Calling it a night..........................
Windor Castle - is an English royal residence that stands on a ridge at the northeastern edge of the district of Windsor and Maidenhead in the county of Berkshire, England. The castle occupies 13 acres (5 hectares) of ground above the south bank of the River Thames. Windsor Castle comprises two quadrilateral-shaped building complexes, or courts, that are separated by the Round Tower. The latter is a massive circular tower that is built on an artificial mound and is visible for many miles over the surrounding flatland. The court west of the Round Tower is called the lower ward; the court to the east is called the upper ward.

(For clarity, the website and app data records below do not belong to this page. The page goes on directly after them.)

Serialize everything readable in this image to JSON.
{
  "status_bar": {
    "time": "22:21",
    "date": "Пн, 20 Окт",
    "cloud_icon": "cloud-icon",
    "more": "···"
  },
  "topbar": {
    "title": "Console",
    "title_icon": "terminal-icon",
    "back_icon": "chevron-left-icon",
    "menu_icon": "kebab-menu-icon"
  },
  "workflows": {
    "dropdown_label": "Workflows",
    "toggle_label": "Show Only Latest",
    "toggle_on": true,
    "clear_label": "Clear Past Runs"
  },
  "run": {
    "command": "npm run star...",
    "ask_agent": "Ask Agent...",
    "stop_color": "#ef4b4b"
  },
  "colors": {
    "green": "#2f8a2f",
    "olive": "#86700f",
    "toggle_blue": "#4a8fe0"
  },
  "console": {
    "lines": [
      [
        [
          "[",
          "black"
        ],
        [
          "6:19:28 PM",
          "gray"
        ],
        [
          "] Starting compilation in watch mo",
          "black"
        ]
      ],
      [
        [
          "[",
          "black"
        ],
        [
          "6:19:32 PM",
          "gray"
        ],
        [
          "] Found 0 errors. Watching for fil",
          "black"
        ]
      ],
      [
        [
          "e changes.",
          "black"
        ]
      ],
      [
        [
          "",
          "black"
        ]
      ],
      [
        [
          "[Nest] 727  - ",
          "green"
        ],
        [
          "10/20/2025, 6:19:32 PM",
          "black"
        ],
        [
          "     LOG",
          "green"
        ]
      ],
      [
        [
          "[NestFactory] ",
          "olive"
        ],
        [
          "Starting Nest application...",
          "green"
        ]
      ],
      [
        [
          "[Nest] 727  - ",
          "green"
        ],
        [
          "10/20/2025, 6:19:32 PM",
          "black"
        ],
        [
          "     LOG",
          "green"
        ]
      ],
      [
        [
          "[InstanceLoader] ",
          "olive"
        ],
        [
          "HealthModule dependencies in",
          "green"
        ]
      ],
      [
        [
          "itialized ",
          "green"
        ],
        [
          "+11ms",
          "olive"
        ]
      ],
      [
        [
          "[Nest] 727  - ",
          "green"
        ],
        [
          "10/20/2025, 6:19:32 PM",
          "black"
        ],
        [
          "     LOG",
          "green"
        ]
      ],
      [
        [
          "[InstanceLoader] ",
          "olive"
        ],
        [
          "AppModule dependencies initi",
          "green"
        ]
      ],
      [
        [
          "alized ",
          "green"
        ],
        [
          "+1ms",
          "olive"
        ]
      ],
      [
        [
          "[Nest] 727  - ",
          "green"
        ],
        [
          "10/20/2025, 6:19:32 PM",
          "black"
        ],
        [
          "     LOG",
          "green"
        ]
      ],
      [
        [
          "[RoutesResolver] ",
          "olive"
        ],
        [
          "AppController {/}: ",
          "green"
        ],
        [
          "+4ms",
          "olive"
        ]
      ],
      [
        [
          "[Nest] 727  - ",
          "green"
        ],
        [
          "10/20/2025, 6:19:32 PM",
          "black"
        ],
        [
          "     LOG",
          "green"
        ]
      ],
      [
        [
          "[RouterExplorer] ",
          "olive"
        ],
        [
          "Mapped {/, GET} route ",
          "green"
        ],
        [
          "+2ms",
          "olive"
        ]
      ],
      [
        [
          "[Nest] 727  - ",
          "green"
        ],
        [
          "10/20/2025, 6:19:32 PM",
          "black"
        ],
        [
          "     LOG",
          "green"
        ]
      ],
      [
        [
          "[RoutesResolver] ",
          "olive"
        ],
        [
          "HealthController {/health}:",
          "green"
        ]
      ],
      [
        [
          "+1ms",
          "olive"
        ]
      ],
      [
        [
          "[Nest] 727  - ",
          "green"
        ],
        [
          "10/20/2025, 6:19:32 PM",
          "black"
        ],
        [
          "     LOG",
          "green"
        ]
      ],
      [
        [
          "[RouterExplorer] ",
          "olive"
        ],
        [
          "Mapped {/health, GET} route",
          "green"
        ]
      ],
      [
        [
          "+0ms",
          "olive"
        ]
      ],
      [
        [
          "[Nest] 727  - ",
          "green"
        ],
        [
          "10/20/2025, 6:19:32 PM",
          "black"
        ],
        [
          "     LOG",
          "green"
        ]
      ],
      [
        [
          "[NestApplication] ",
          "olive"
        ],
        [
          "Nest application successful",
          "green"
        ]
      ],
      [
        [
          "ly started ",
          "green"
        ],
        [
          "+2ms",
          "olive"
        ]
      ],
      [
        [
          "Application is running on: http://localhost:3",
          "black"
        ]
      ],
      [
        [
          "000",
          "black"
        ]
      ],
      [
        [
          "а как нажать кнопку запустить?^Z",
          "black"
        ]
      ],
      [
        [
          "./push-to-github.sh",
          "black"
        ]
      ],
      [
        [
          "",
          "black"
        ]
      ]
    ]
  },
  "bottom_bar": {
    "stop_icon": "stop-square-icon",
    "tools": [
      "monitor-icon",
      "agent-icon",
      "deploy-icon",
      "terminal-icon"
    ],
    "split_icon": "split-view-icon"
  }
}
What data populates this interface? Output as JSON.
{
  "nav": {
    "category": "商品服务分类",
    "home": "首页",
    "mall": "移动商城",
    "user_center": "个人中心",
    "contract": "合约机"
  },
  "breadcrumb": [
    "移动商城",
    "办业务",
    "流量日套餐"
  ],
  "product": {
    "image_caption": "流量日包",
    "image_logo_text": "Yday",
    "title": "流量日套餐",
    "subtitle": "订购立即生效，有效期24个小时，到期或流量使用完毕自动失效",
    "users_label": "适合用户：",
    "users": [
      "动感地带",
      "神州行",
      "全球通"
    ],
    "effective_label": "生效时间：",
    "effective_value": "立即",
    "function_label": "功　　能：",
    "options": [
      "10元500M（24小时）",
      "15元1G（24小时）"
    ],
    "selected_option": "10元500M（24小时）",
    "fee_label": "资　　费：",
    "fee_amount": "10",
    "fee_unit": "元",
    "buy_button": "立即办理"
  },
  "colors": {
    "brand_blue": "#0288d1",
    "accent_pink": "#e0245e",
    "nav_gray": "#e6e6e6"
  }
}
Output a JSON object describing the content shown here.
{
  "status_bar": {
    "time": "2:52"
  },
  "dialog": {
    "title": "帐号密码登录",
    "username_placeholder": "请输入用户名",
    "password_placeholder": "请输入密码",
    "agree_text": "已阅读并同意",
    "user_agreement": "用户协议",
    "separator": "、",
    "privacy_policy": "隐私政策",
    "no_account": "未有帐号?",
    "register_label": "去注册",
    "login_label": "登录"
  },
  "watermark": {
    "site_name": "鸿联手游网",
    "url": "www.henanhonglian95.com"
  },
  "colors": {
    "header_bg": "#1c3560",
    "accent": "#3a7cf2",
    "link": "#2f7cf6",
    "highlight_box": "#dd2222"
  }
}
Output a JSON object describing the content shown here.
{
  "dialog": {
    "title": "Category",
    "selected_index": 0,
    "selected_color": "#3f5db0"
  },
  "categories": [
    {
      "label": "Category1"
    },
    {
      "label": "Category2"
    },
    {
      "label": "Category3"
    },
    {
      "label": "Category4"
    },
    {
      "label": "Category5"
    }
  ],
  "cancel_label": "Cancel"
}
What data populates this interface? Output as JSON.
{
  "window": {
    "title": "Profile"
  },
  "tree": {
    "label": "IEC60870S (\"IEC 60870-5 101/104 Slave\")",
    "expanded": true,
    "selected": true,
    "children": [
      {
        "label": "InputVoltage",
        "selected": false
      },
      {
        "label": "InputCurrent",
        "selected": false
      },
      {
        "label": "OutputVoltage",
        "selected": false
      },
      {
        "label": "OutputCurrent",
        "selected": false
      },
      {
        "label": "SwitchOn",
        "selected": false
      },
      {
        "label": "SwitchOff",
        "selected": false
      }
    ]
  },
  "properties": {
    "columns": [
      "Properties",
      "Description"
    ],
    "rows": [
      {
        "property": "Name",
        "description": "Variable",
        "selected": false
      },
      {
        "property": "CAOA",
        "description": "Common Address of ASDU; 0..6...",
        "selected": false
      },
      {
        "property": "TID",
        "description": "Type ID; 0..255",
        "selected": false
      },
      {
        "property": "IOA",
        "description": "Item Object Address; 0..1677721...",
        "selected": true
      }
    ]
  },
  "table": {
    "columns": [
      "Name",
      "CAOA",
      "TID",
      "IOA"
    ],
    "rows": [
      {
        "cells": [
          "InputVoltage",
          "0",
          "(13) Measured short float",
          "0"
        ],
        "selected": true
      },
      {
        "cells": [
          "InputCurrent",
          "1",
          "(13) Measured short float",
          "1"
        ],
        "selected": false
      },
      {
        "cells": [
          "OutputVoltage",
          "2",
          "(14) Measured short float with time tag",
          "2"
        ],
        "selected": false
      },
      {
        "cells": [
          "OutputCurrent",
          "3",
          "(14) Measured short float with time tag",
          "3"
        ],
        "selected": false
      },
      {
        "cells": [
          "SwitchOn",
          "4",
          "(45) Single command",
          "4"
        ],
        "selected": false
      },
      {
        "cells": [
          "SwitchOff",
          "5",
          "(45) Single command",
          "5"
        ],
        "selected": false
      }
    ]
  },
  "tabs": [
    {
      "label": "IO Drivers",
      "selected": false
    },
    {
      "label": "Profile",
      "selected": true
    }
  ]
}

There was a royal residence at Windsor in Saxon times (c. 9th century). William I (“William the Conqueror”) developed the present site, constructing a mound with a stockade about 1070. Henry II replaced this with the stone Round Tower and added outer walls to the north, east, and south. In the 13th century Henry III completed the south wall and the western end of the lower ward and built a royal chapel on the site of the present-day Albert Memorial Chapel. Edward III made this chapel the center of the newly formed Order of the Garter in 1348 and converted the fortress buildings in the upper ward to residential apartments for the monarchs. These apartments were rebuilt by Charles II and later reconstructed by George IV for use by visitors of state in addition to the monarchs.
The lower ward includes St. George’s Chapel and the Albert Memorial Chapel. St. George’s Chapel, designed to be the chapel of the Order of the Garter, was begun by Edward IV and is one of the best examples of Perpendicular Gothic-style architecture. It was completed in 1528 and restored between 1921 and 1930. It ranks next to Westminster Abbey as a royal mausoleum and contains the bodies of Henry VI, Edward IV, Henry VIII and Jane Seymour, Charles I, Edward VII, and George V. The chapel also contains the impressive insignia of the Knights of the Garter. Albert Memorial Chapel, built by Henry VII as a royal mausoleum, was restored by Queen Victoria and named in memory of her consort. In this chapel are buried George III, George IV, and William IV.
Aerial view of the castle from the south: from left to right, the Lower Ward, the Middle Ward and Round Tower, the Upper Ward and East Terrace garden, with the Long Walk in the lower right hand corner. The River Thames can be seen in the upper left of the picture.
Windsor Castle, seen from the north; (l to r) Upper Ward, Middle Ward, Round Tower, St George's Chapel, Lower Ward and Curfew Tower